Website and app data records:
== == ==
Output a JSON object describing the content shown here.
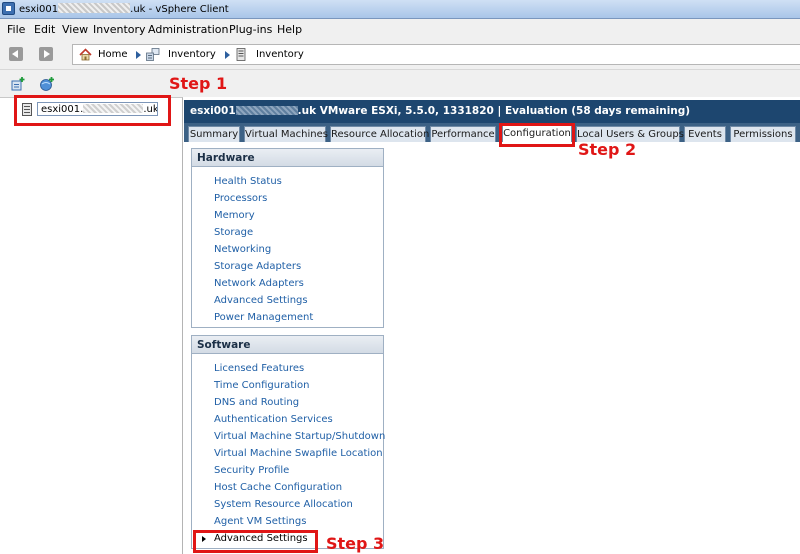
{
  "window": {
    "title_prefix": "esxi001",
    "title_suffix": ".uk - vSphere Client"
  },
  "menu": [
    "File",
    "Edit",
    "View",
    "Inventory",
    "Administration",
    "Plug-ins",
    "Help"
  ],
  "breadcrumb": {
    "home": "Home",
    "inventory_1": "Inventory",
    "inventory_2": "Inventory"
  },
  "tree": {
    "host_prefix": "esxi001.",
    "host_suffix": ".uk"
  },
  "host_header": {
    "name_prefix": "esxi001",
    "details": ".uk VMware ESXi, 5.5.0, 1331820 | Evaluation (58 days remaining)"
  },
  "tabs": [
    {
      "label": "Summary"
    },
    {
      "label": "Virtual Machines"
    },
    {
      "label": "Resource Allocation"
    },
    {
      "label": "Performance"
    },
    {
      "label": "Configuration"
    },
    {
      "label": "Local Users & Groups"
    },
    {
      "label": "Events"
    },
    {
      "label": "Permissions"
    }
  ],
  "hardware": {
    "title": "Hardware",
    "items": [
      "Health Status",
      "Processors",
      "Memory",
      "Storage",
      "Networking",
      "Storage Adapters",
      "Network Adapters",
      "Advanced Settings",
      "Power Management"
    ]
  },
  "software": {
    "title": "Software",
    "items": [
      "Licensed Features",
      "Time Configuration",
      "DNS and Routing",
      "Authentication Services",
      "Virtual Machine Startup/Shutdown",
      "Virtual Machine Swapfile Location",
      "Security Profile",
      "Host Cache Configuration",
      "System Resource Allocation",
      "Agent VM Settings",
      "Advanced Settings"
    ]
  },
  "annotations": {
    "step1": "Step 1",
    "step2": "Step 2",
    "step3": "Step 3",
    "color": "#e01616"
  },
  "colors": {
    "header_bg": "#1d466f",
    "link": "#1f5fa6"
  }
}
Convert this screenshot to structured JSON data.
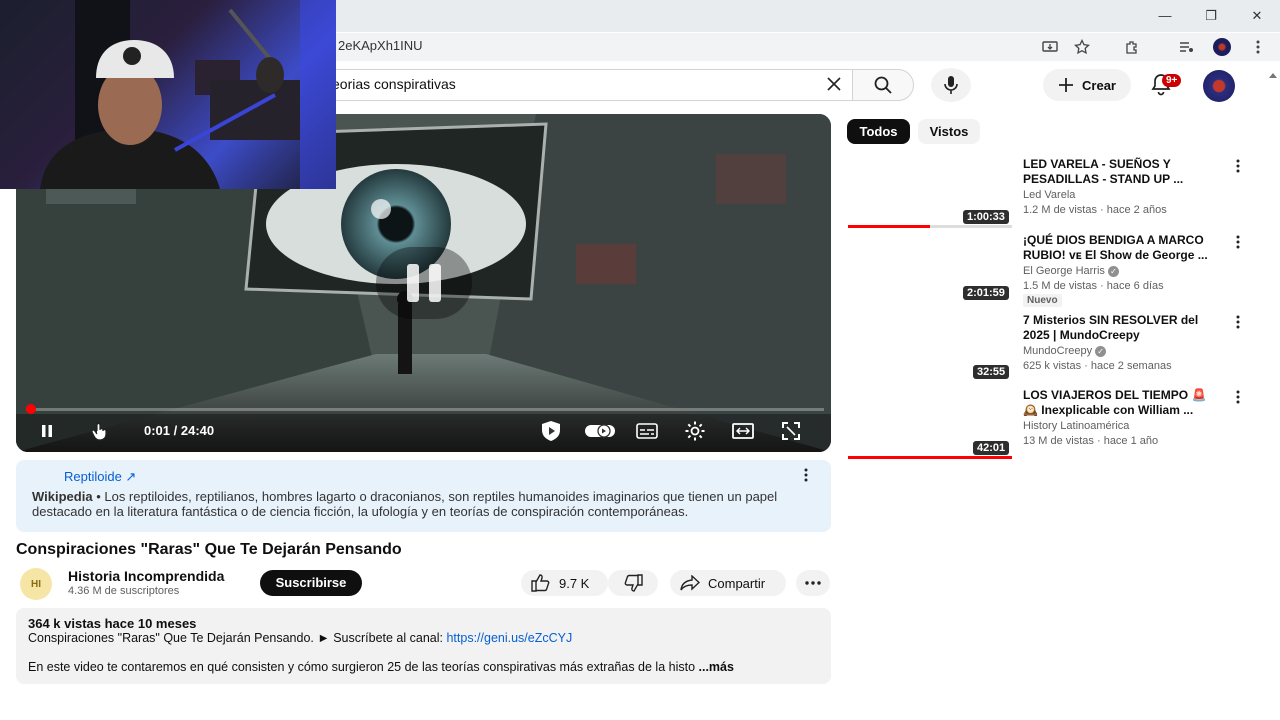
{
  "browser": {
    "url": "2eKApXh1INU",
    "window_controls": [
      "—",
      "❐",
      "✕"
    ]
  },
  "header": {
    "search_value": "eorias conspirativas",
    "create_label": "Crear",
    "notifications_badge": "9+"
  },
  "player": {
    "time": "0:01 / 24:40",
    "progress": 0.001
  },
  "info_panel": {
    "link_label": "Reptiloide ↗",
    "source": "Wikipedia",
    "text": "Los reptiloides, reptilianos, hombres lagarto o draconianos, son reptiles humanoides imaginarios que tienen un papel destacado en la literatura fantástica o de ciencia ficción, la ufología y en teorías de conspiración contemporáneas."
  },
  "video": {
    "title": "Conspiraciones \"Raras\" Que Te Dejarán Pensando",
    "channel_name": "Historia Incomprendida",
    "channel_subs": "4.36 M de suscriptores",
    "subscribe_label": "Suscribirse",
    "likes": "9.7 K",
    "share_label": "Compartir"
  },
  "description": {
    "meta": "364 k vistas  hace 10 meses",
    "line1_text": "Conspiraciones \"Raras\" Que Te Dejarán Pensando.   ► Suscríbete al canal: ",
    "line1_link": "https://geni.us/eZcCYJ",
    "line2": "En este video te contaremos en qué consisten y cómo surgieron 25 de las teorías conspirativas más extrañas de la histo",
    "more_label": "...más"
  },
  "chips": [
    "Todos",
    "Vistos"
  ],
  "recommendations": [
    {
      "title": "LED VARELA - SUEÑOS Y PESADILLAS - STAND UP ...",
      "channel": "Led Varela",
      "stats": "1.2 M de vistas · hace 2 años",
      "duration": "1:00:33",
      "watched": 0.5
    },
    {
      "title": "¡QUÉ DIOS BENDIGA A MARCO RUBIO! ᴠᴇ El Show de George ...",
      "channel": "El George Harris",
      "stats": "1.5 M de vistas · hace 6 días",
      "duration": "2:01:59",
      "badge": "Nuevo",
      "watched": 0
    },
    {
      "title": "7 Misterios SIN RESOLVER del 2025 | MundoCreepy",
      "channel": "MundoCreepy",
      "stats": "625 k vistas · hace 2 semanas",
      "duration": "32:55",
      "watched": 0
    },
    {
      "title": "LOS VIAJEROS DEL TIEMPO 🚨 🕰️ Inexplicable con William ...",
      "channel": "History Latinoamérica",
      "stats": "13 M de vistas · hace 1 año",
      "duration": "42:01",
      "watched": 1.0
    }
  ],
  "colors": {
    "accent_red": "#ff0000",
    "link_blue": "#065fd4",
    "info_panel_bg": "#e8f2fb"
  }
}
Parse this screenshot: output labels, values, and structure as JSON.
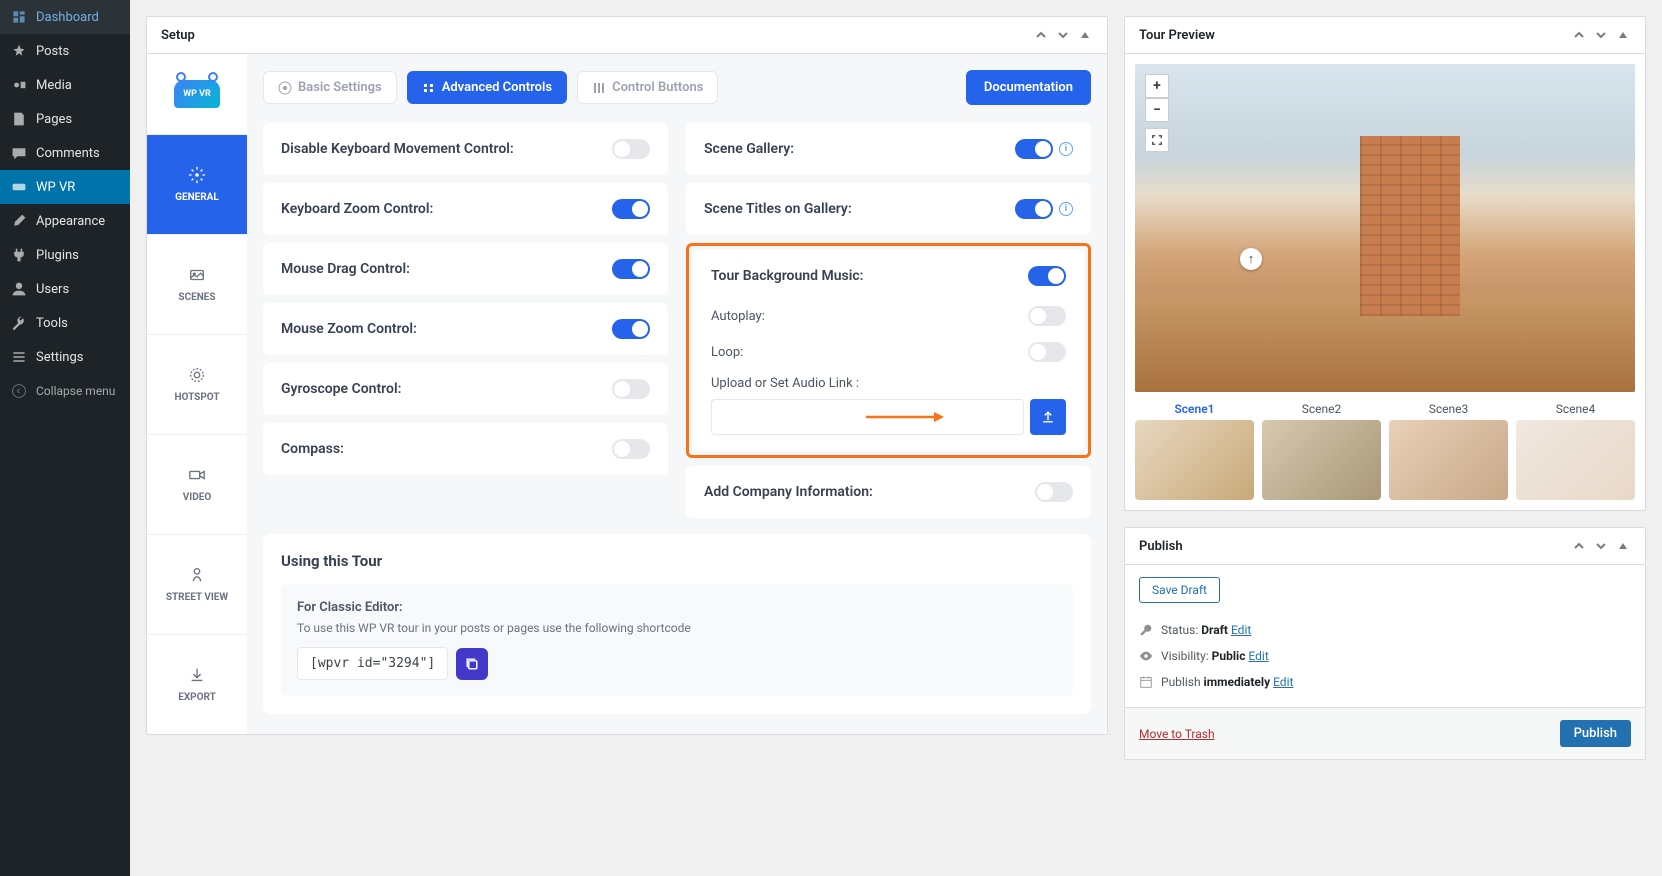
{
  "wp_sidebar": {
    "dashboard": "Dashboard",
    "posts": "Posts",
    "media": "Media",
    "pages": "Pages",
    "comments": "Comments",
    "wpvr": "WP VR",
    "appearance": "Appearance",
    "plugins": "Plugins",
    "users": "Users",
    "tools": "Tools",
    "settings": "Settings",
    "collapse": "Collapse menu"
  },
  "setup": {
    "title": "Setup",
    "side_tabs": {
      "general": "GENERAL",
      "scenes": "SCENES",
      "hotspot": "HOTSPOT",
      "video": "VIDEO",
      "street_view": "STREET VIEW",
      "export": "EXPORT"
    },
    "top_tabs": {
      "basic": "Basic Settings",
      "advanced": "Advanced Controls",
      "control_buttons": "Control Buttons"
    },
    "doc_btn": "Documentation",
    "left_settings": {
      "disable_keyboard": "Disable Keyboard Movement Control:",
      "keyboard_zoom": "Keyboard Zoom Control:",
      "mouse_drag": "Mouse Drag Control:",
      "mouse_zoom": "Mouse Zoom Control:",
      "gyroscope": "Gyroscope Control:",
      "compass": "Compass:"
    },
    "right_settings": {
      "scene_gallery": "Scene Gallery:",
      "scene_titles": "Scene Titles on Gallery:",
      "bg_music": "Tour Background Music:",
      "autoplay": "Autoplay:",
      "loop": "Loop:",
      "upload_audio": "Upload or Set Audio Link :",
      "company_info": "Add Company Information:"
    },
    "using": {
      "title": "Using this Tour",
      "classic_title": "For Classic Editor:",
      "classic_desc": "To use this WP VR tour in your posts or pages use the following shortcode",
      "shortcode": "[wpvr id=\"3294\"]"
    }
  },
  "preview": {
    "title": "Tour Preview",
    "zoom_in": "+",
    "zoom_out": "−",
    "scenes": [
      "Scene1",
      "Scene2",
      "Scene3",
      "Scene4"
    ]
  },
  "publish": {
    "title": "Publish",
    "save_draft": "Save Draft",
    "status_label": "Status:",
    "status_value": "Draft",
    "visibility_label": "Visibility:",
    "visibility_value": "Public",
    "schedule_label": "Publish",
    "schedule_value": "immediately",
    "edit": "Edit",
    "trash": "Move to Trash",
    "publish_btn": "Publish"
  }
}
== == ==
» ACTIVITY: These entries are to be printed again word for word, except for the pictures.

» ANSWER SECTION:
Output a JSON object describing the content shown here.
{
  "window": {
    "title_prefix": "esxi001",
    "title_suffix": ".uk - vSphere Client"
  },
  "menu": [
    "File",
    "Edit",
    "View",
    "Inventory",
    "Administration",
    "Plug-ins",
    "Help"
  ],
  "breadcrumb": {
    "home": "Home",
    "inventory_1": "Inventory",
    "inventory_2": "Inventory"
  },
  "tree": {
    "host_prefix": "esxi001.",
    "host_suffix": ".uk"
  },
  "host_header": {
    "name_prefix": "esxi001",
    "details": ".uk VMware ESXi, 5.5.0, 1331820 | Evaluation (58 days remaining)"
  },
  "tabs": [
    {
      "label": "Summary"
    },
    {
      "label": "Virtual Machines"
    },
    {
      "label": "Resource Allocation"
    },
    {
      "label": "Performance"
    },
    {
      "label": "Configuration"
    },
    {
      "label": "Local Users & Groups"
    },
    {
      "label": "Events"
    },
    {
      "label": "Permissions"
    }
  ],
  "hardware": {
    "title": "Hardware",
    "items": [
      "Health Status",
      "Processors",
      "Memory",
      "Storage",
      "Networking",
      "Storage Adapters",
      "Network Adapters",
      "Advanced Settings",
      "Power Management"
    ]
  },
  "software": {
    "title": "Software",
    "items": [
      "Licensed Features",
      "Time Configuration",
      "DNS and Routing",
      "Authentication Services",
      "Virtual Machine Startup/Shutdown",
      "Virtual Machine Swapfile Location",
      "Security Profile",
      "Host Cache Configuration",
      "System Resource Allocation",
      "Agent VM Settings",
      "Advanced Settings"
    ]
  },
  "annotations": {
    "step1": "Step 1",
    "step2": "Step 2",
    "step3": "Step 3",
    "color": "#e01616"
  },
  "colors": {
    "header_bg": "#1d466f",
    "link": "#1f5fa6"
  }
}
Convert this screenshot to structured JSON data.
{
  "browser": {
    "url": "2eKApXh1INU",
    "window_controls": [
      "—",
      "❐",
      "✕"
    ]
  },
  "header": {
    "search_value": "eorias conspirativas",
    "create_label": "Crear",
    "notifications_badge": "9+"
  },
  "player": {
    "time": "0:01 / 24:40",
    "progress": 0.001
  },
  "info_panel": {
    "link_label": "Reptiloide ↗",
    "source": "Wikipedia",
    "text": "Los reptiloides, reptilianos, hombres lagarto o draconianos, son reptiles humanoides imaginarios que tienen un papel destacado en la literatura fantástica o de ciencia ficción, la ufología y en teorías de conspiración contemporáneas."
  },
  "video": {
    "title": "Conspiraciones \"Raras\" Que Te Dejarán Pensando",
    "channel_name": "Historia Incomprendida",
    "channel_subs": "4.36 M de suscriptores",
    "subscribe_label": "Suscribirse",
    "likes": "9.7 K",
    "share_label": "Compartir"
  },
  "description": {
    "meta": "364 k vistas  hace 10 meses",
    "line1_text": "Conspiraciones \"Raras\" Que Te Dejarán Pensando.   ► Suscríbete al canal: ",
    "line1_link": "https://geni.us/eZcCYJ",
    "line2": "En este video te contaremos en qué consisten y cómo surgieron 25 de las teorías conspirativas más extrañas de la histo",
    "more_label": "...más"
  },
  "chips": [
    "Todos",
    "Vistos"
  ],
  "recommendations": [
    {
      "title": "LED VARELA - SUEÑOS Y PESADILLAS - STAND UP ...",
      "channel": "Led Varela",
      "stats": "1.2 M de vistas · hace 2 años",
      "duration": "1:00:33",
      "watched": 0.5
    },
    {
      "title": "¡QUÉ DIOS BENDIGA A MARCO RUBIO! ᴠᴇ El Show de George ...",
      "channel": "El George Harris",
      "stats": "1.5 M de vistas · hace 6 días",
      "duration": "2:01:59",
      "badge": "Nuevo",
      "watched": 0
    },
    {
      "title": "7 Misterios SIN RESOLVER del 2025 | MundoCreepy",
      "channel": "MundoCreepy",
      "stats": "625 k vistas · hace 2 semanas",
      "duration": "32:55",
      "watched": 0
    },
    {
      "title": "LOS VIAJEROS DEL TIEMPO 🚨 🕰️ Inexplicable con William ...",
      "channel": "History Latinoamérica",
      "stats": "13 M de vistas · hace 1 año",
      "duration": "42:01",
      "watched": 1.0
    }
  ],
  "colors": {
    "accent_red": "#ff0000",
    "link_blue": "#065fd4",
    "info_panel_bg": "#e8f2fb"
  }
}
Parse this screenshot: output labels, values, and structure as JSON.
{
  "wp_sidebar": {
    "dashboard": "Dashboard",
    "posts": "Posts",
    "media": "Media",
    "pages": "Pages",
    "comments": "Comments",
    "wpvr": "WP VR",
    "appearance": "Appearance",
    "plugins": "Plugins",
    "users": "Users",
    "tools": "Tools",
    "settings": "Settings",
    "collapse": "Collapse menu"
  },
  "setup": {
    "title": "Setup",
    "side_tabs": {
      "general": "GENERAL",
      "scenes": "SCENES",
      "hotspot": "HOTSPOT",
      "video": "VIDEO",
      "street_view": "STREET VIEW",
      "export": "EXPORT"
    },
    "top_tabs": {
      "basic": "Basic Settings",
      "advanced": "Advanced Controls",
      "control_buttons": "Control Buttons"
    },
    "doc_btn": "Documentation",
    "left_settings": {
      "disable_keyboard": "Disable Keyboard Movement Control:",
      "keyboard_zoom": "Keyboard Zoom Control:",
      "mouse_drag": "Mouse Drag Control:",
      "mouse_zoom": "Mouse Zoom Control:",
      "gyroscope": "Gyroscope Control:",
      "compass": "Compass:"
    },
    "right_settings": {
      "scene_gallery": "Scene Gallery:",
      "scene_titles": "Scene Titles on Gallery:",
      "bg_music": "Tour Background Music:",
      "autoplay": "Autoplay:",
      "loop": "Loop:",
      "upload_audio": "Upload or Set Audio Link :",
      "company_info": "Add Company Information:"
    },
    "using": {
      "title": "Using this Tour",
      "classic_title": "For Classic Editor:",
      "classic_desc": "To use this WP VR tour in your posts or pages use the following shortcode",
      "shortcode": "[wpvr id=\"3294\"]"
    }
  },
  "preview": {
    "title": "Tour Preview",
    "zoom_in": "+",
    "zoom_out": "−",
    "scenes": [
      "Scene1",
      "Scene2",
      "Scene3",
      "Scene4"
    ]
  },
  "publish": {
    "title": "Publish",
    "save_draft": "Save Draft",
    "status_label": "Status:",
    "status_value": "Draft",
    "visibility_label": "Visibility:",
    "visibility_value": "Public",
    "schedule_label": "Publish",
    "schedule_value": "immediately",
    "edit": "Edit",
    "trash": "Move to Trash",
    "publish_btn": "Publish"
  }
}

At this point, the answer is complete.